-- Work instructions --
What follows is a listing; give it again exactly, in its entirety.

-- Material for this exercise --
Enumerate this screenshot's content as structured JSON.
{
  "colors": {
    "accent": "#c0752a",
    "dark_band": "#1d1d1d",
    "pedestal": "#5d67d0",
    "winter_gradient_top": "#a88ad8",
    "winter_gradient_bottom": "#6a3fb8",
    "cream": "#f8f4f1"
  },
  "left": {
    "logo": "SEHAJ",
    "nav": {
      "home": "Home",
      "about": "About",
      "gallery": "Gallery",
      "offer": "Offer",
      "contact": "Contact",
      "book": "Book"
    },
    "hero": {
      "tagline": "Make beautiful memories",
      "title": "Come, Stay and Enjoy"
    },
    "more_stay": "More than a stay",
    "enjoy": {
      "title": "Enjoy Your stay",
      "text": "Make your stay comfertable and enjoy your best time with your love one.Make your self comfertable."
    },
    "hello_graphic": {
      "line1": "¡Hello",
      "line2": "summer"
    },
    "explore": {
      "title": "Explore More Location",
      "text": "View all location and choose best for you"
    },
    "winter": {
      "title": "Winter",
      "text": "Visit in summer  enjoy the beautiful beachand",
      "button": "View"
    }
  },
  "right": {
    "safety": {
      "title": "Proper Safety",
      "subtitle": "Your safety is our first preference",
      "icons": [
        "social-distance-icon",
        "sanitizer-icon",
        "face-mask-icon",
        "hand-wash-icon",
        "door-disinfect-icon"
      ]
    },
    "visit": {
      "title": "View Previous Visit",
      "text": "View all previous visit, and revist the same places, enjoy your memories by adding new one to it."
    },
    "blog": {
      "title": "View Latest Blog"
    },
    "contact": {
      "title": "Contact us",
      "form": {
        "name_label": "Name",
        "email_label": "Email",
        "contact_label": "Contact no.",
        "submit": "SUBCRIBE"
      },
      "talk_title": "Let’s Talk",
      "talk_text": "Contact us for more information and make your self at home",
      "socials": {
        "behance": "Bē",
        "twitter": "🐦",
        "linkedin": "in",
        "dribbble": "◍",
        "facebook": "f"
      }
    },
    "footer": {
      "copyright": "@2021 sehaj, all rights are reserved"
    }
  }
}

-- Answer area --
Enumerate this screenshot's content as structured JSON.
{
  "colors": {
    "accent": "#c0752a",
    "dark_band": "#1d1d1d",
    "pedestal": "#5d67d0",
    "winter_gradient_top": "#a88ad8",
    "winter_gradient_bottom": "#6a3fb8",
    "cream": "#f8f4f1"
  },
  "left": {
    "logo": "SEHAJ",
    "nav": {
      "home": "Home",
      "about": "About",
      "gallery": "Gallery",
      "offer": "Offer",
      "contact": "Contact",
      "book": "Book"
    },
    "hero": {
      "tagline": "Make beautiful memories",
      "title": "Come, Stay and Enjoy"
    },
    "more_stay": "More than a stay",
    "enjoy": {
      "title": "Enjoy Your stay",
      "text": "Make your stay comfertable and enjoy your best time with your love one.Make your self comfertable."
    },
    "hello_graphic": {
      "line1": "¡Hello",
      "line2": "summer"
    },
    "explore": {
      "title": "Explore More Location",
      "text": "View all location and choose best for you"
    },
    "winter": {
      "title": "Winter",
      "text": "Visit in summer  enjoy the beautiful beachand",
      "button": "View"
    }
  },
  "right": {
    "safety": {
      "title": "Proper Safety",
      "subtitle": "Your safety is our first preference",
      "icons": [
        "social-distance-icon",
        "sanitizer-icon",
        "face-mask-icon",
        "hand-wash-icon",
        "door-disinfect-icon"
      ]
    },
    "visit": {
      "title": "View Previous Visit",
      "text": "View all previous visit, and revist the same places, enjoy your memories by adding new one to it."
    },
    "blog": {
      "title": "View Latest Blog"
    },
    "contact": {
      "title": "Contact us",
      "form": {
        "name_label": "Name",
        "email_label": "Email",
        "contact_label": "Contact no.",
        "submit": "SUBCRIBE"
      },
      "talk_title": "Let’s Talk",
      "talk_text": "Contact us for more information and make your self at home",
      "socials": {
        "behance": "Bē",
        "twitter": "🐦",
        "linkedin": "in",
        "dribbble": "◍",
        "facebook": "f"
      }
    },
    "footer": {
      "copyright": "@2021 sehaj, all rights are reserved"
    }
  }
}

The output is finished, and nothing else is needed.